In September 2014, the court had set up a three-member committee, headed by former judge Daga, to recommend recovery of the amount due from defalulters of the now-defunct NSEL. The exchange, a subsidiary of Financial Technologies (India) Ltd, or FTIL, had seen a default of Rs 5,600 crore in July 2013.
In January, the committee had asked NSEL to seek information from trading members and their clients with legitimate and genuine claims. Following this, NSEL had sought information on the money invested, as well as on other issues. However, three associations of trading clients said NSEL couldn’t seek such details from them.
While some investors have responded to the NSEL request to provide information, members and investor forums haven’t provided the information yet.
There is apprehension NSEL investors, now called trading clients, had borrowed money to invest in NSEL products. Their authenticity, too, has been questioned. Following Wednesday’s order, brokers and clients have no other option but to provide relevant information. The ruling is also significant because FTIL has proposed a settlement plan to repay investors; the plan includes payments by brokers, too.

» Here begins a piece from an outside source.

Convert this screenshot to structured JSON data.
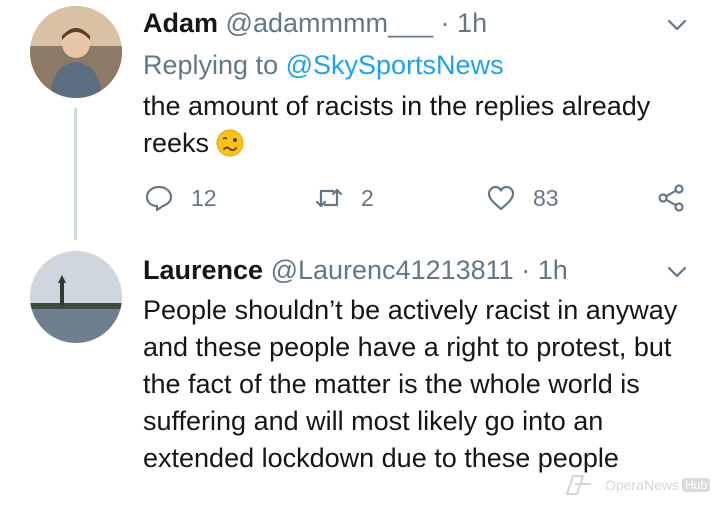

Settlement plan is proposed to ensure quick payment to the investors while recovery process to recover money from defaulters is going on.